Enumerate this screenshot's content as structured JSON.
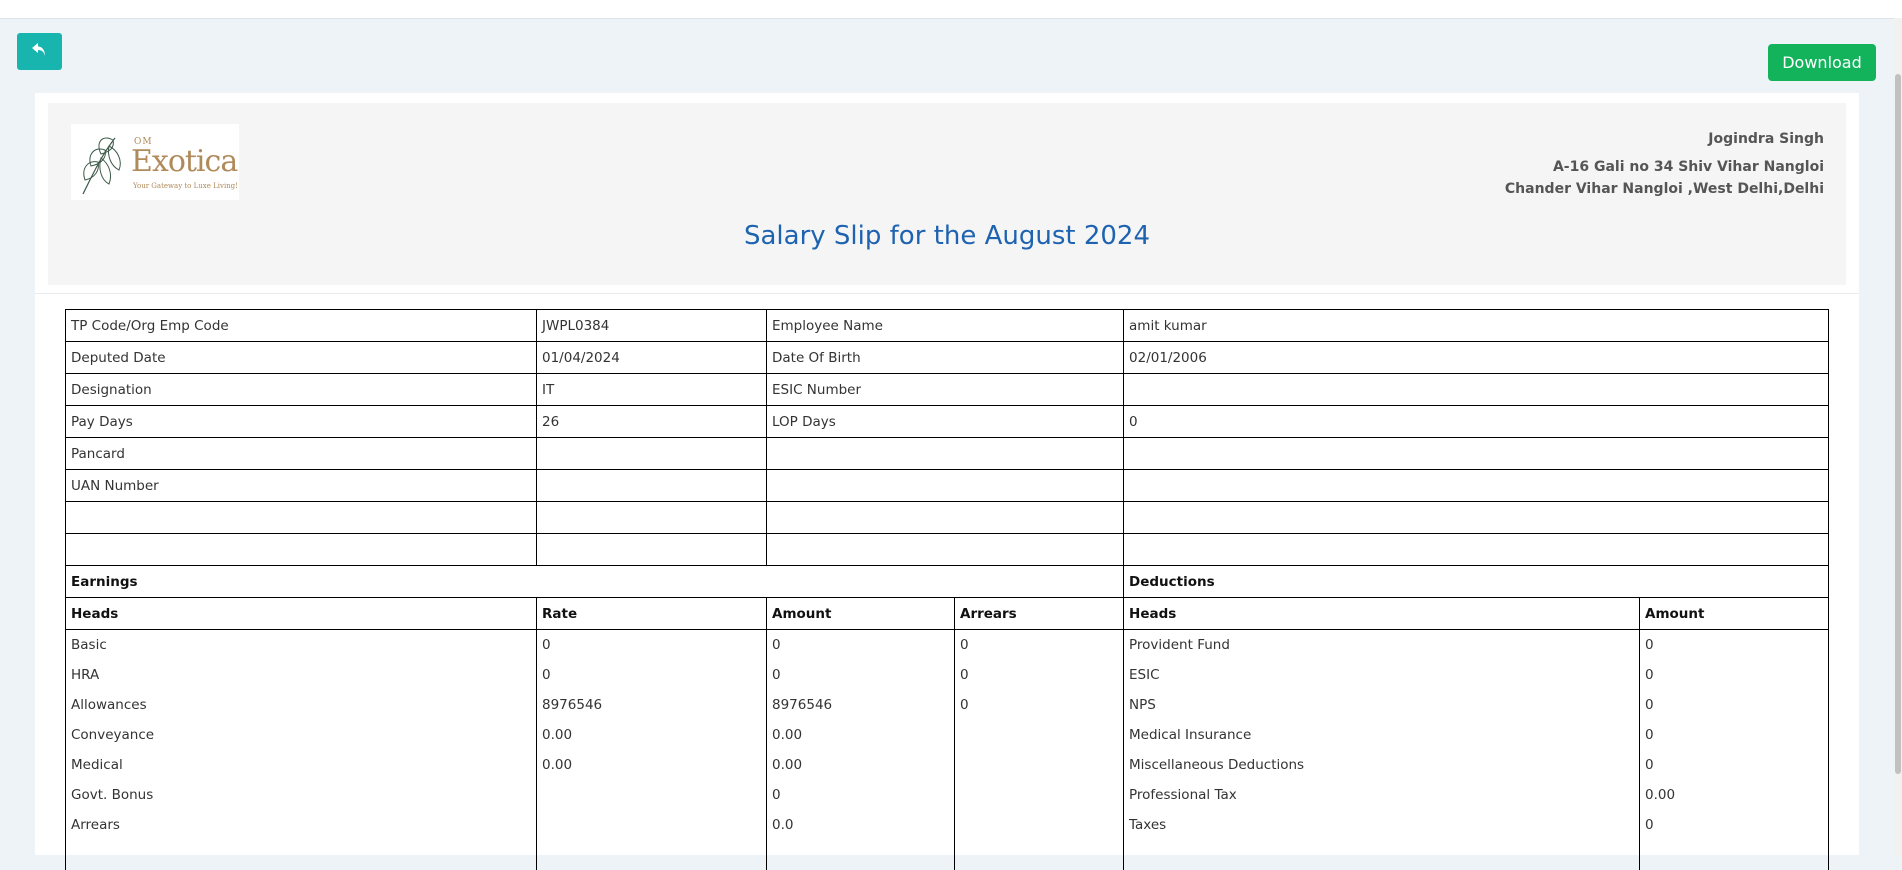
{
  "toolbar": {
    "download_label": "Download"
  },
  "company": {
    "logo_prefix": "OM",
    "logo_name": "Exotica",
    "logo_tagline": "Your Gateway to Luxe Living!",
    "name": "Jogindra Singh",
    "address_line1": "A-16 Gali no 34 Shiv Vihar Nangloi",
    "address_line2": "Chander Vihar Nangloi ,West Delhi,Delhi"
  },
  "slip_title": "Salary Slip for the August 2024",
  "employee": {
    "emp_code_label": "TP Code/Org Emp Code",
    "emp_code": "JWPL0384",
    "name_label": "Employee Name",
    "name": "amit kumar",
    "deputed_label": "Deputed Date",
    "deputed": "01/04/2024",
    "dob_label": "Date Of Birth",
    "dob": "02/01/2006",
    "designation_label": "Designation",
    "designation": "IT",
    "esic_label": "ESIC Number",
    "esic": "",
    "pay_days_label": "Pay Days",
    "pay_days": "26",
    "lop_label": "LOP Days",
    "lop": "0",
    "pancard_label": "Pancard",
    "uan_label": "UAN Number"
  },
  "sections": {
    "earnings": "Earnings",
    "deductions": "Deductions"
  },
  "columns": {
    "heads": "Heads",
    "rate": "Rate",
    "amount": "Amount",
    "arrears": "Arrears"
  },
  "earnings": [
    {
      "head": "Basic",
      "rate": "0",
      "amount": "0",
      "arrears": "0"
    },
    {
      "head": "HRA",
      "rate": "0",
      "amount": "0",
      "arrears": "0"
    },
    {
      "head": "Allowances",
      "rate": "8976546",
      "amount": "8976546",
      "arrears": "0"
    },
    {
      "head": "Conveyance",
      "rate": "0.00",
      "amount": "0.00",
      "arrears": ""
    },
    {
      "head": "Medical",
      "rate": "0.00",
      "amount": "0.00",
      "arrears": ""
    },
    {
      "head": "Govt. Bonus",
      "rate": "",
      "amount": "0",
      "arrears": ""
    },
    {
      "head": "Arrears",
      "rate": "",
      "amount": "0.0",
      "arrears": ""
    }
  ],
  "deductions": [
    {
      "head": "Provident Fund",
      "amount": "0"
    },
    {
      "head": "ESIC",
      "amount": "0"
    },
    {
      "head": "NPS",
      "amount": "0"
    },
    {
      "head": "Medical Insurance",
      "amount": "0"
    },
    {
      "head": "Miscellaneous Deductions",
      "amount": "0"
    },
    {
      "head": "Professional Tax",
      "amount": "0.00"
    },
    {
      "head": "Taxes",
      "amount": "0"
    }
  ]
}
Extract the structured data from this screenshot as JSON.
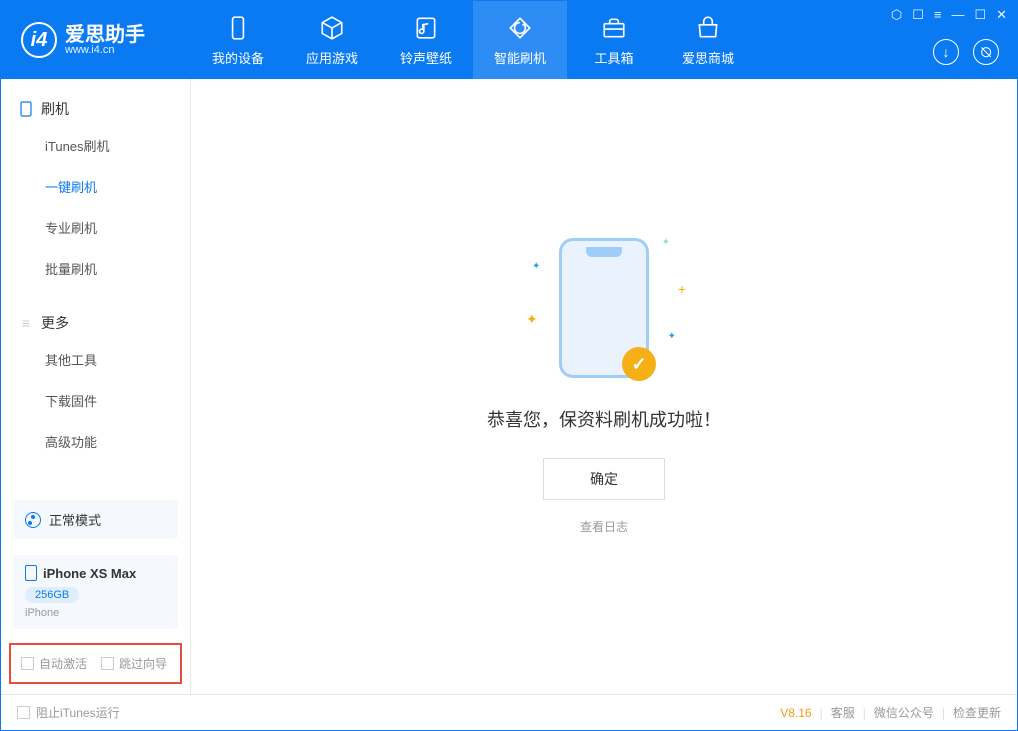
{
  "app": {
    "title": "爱思助手",
    "subtitle": "www.i4.cn"
  },
  "nav": [
    {
      "label": "我的设备"
    },
    {
      "label": "应用游戏"
    },
    {
      "label": "铃声壁纸"
    },
    {
      "label": "智能刷机"
    },
    {
      "label": "工具箱"
    },
    {
      "label": "爱思商城"
    }
  ],
  "sidebar": {
    "section1": {
      "title": "刷机",
      "items": [
        "iTunes刷机",
        "一键刷机",
        "专业刷机",
        "批量刷机"
      ]
    },
    "section2": {
      "title": "更多",
      "items": [
        "其他工具",
        "下载固件",
        "高级功能"
      ]
    }
  },
  "mode_label": "正常模式",
  "device": {
    "name": "iPhone XS Max",
    "storage": "256GB",
    "type": "iPhone"
  },
  "options": {
    "auto_activate": "自动激活",
    "skip_guide": "跳过向导"
  },
  "main": {
    "success": "恭喜您，保资料刷机成功啦！",
    "ok": "确定",
    "view_log": "查看日志"
  },
  "footer": {
    "block_itunes": "阻止iTunes运行",
    "version": "V8.16",
    "service": "客服",
    "wechat": "微信公众号",
    "update": "检查更新"
  }
}
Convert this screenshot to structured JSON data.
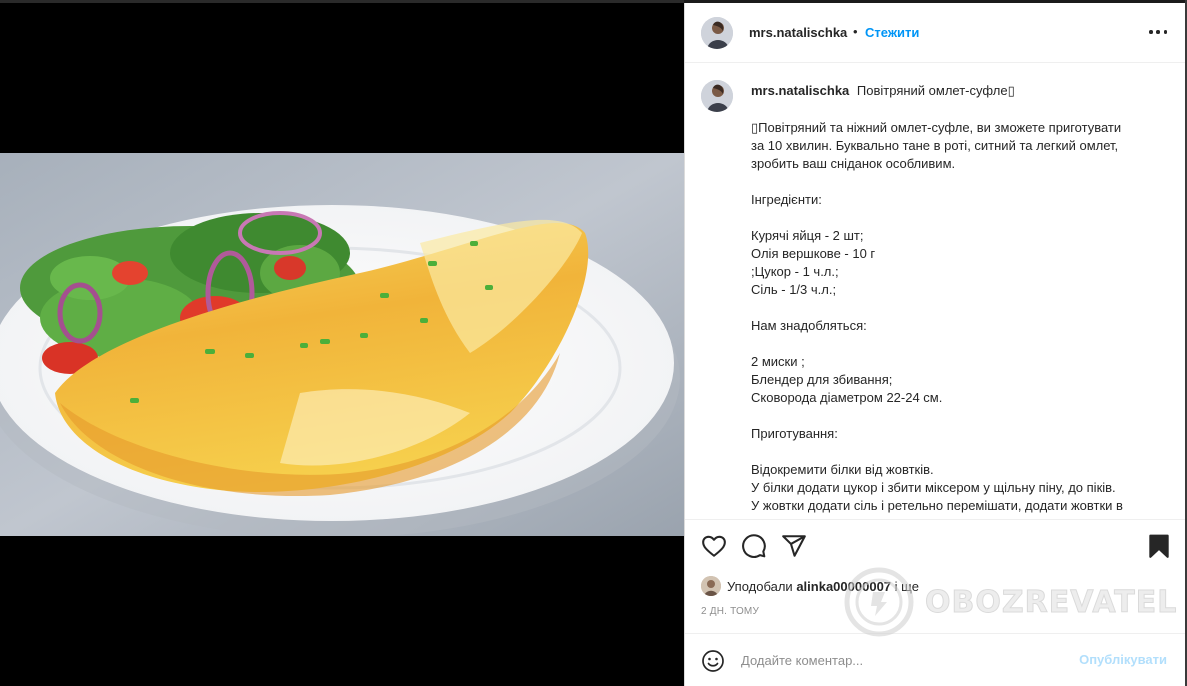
{
  "post": {
    "username": "mrs.natalischka",
    "separator": "•",
    "follow_label": "Стежити",
    "more_icon": "more-horizontal-icon"
  },
  "caption": {
    "username": "mrs.natalischka",
    "title": "Повітряний омлет-суфле▯",
    "lines": [
      "▯Повітряний та ніжний омлет-суфле, ви зможете приготувати",
      "за 10 хвилин. Буквально тане в роті, ситний та легкий омлет,",
      "зробить ваш сніданок особливим.",
      "",
      "Інгредієнти:",
      "",
      "Курячі яйця - 2 шт;",
      "Олія вершкове - 10 г",
      ";Цукор - 1 ч.л.;",
      "Сіль - 1/3 ч.л.;",
      "",
      "Нам знадобляться:",
      "",
      "2 миски ;",
      "Блендер для збивання;",
      "Сковорода діаметром 22-24 см.",
      "",
      "Приготування:",
      "",
      "Відокремити білки від жовтків.",
      "У білки додати цукор і збити міксером у щільну піну, до піків.",
      "У жовтки додати сіль і ретельно перемішати, додати жовтки в"
    ]
  },
  "actions": {
    "like_icon": "heart-icon",
    "comment_icon": "comment-icon",
    "share_icon": "send-icon",
    "save_icon": "bookmark-icon"
  },
  "likes": {
    "prefix": "Уподобали",
    "user": "alinka00000007",
    "suffix": "і ще"
  },
  "time_ago": "2 ДН. ТОМУ",
  "comment": {
    "placeholder": "Додайте коментар...",
    "publish_label": "Опублікувати",
    "emoji_icon": "emoji-icon"
  },
  "watermark": {
    "text": "OBOZREVATEL"
  },
  "colors": {
    "accent": "#0095f6",
    "publish_disabled": "#b2dffc",
    "muted": "#8e8e8e"
  }
}
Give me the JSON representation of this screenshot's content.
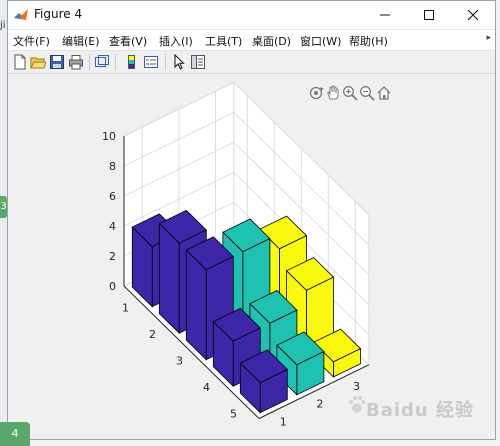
{
  "window": {
    "title": "Figure 4"
  },
  "menu": {
    "items": [
      "文件(F)",
      "编辑(E)",
      "查看(V)",
      "插入(I)",
      "工具(T)",
      "桌面(D)",
      "窗口(W)",
      "帮助(H)"
    ],
    "overflow_icon": "chevron-right-icon"
  },
  "toolbar": {
    "icons": [
      "new-figure-icon",
      "open-file-icon",
      "save-icon",
      "print-icon",
      "link-plot-icon",
      "colorbar-icon",
      "legend-icon",
      "pointer-icon",
      "property-editor-icon"
    ]
  },
  "axes_toolbar": {
    "icons": [
      "rotate-3d-icon",
      "pan-icon",
      "zoom-in-icon",
      "zoom-out-icon",
      "home-icon"
    ]
  },
  "page": {
    "left_tabs": [
      "3",
      "4"
    ],
    "left_fragment": "ji",
    "watermark": "Baidu 经验"
  },
  "chart_data": {
    "type": "bar3",
    "title": "",
    "xlabel": "",
    "ylabel": "",
    "zlabel": "",
    "row_labels": [
      "1",
      "2",
      "3",
      "4",
      "5"
    ],
    "column_labels": [
      "1",
      "2",
      "3"
    ],
    "z_ticks": [
      "0",
      "2",
      "4",
      "6",
      "8",
      "10"
    ],
    "zlim": [
      0,
      10
    ],
    "series": [
      {
        "values": [
          4,
          6,
          6,
          3,
          2
        ],
        "color": "#3e26a8"
      },
      {
        "values": [
          null,
          null,
          6,
          3,
          2
        ],
        "color": "#1fc1b0"
      },
      {
        "values": [
          null,
          null,
          5,
          4,
          1
        ],
        "color": "#f9f80f"
      }
    ],
    "grid": true,
    "colors": {
      "bar_edge": "#000000",
      "axes_bg": "#ffffff",
      "grid": "#dedede"
    }
  }
}
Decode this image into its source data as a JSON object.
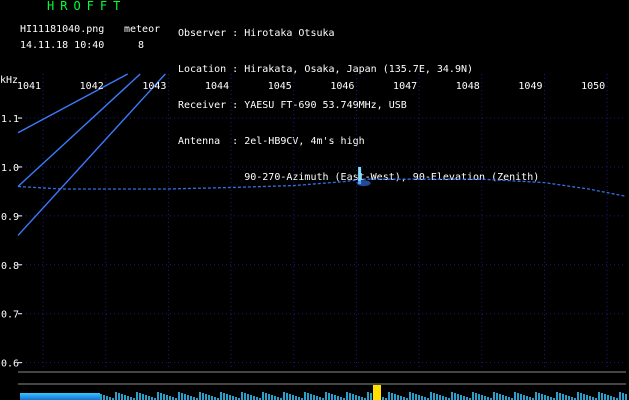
{
  "header": {
    "brand": "HROFFT",
    "filename": "HI11181040.png",
    "timestamp": "14.11.18 10:40",
    "meteor_label": "meteor",
    "meteor_count": "8",
    "info_lines": [
      "Observer : Hirotaka Otsuka",
      "Location : Hirakata, Osaka, Japan (135.7E, 34.9N)",
      "Receiver : YAESU FT-690 53.749MHz, USB",
      "Antenna  : 2el-HB9CV, 4m's high",
      "           90-270-Azimuth (East-West), 90-Elevation (Zenith)"
    ]
  },
  "chart_data": {
    "type": "heatmap",
    "ylabel": "kHz",
    "x_ticks": [
      "1041",
      "1042",
      "1043",
      "1044",
      "1045",
      "1046",
      "1047",
      "1048",
      "1049",
      "1050"
    ],
    "y_ticks": [
      "1.1",
      "1.0",
      "0.9",
      "0.8",
      "0.7",
      "0.6"
    ],
    "x_range": [
      1040.6,
      1050.3
    ],
    "y_range": [
      0.585,
      1.19
    ],
    "grid": true,
    "colors": {
      "background": "#000000",
      "grid": "#1a1a80",
      "signal": "#3a7bff",
      "head": "#7fe0ff",
      "bars": "#33c8ff",
      "peak": "#ffe000"
    },
    "diagonal_lines": [
      {
        "x": [
          1040.6,
          1042.35
        ],
        "y": [
          1.07,
          1.19
        ]
      },
      {
        "x": [
          1040.6,
          1042.55
        ],
        "y": [
          0.96,
          1.19
        ]
      },
      {
        "x": [
          1040.6,
          1042.95
        ],
        "y": [
          0.86,
          1.19
        ]
      }
    ],
    "meteor_head": {
      "x": 1046.05,
      "y_top": 1.0,
      "y_bottom": 0.965
    },
    "meteor_trail": {
      "x": [
        1040.6,
        1041.3,
        1042.0,
        1043.0,
        1044.0,
        1045.0,
        1045.8,
        1046.1,
        1046.5,
        1047.0,
        1048.0,
        1049.0,
        1049.7,
        1050.3
      ],
      "y": [
        0.96,
        0.955,
        0.955,
        0.955,
        0.958,
        0.962,
        0.97,
        0.975,
        0.975,
        0.975,
        0.975,
        0.968,
        0.955,
        0.94
      ]
    }
  }
}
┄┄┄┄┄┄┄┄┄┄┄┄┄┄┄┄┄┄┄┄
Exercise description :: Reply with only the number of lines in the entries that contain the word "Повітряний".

Solution :: 2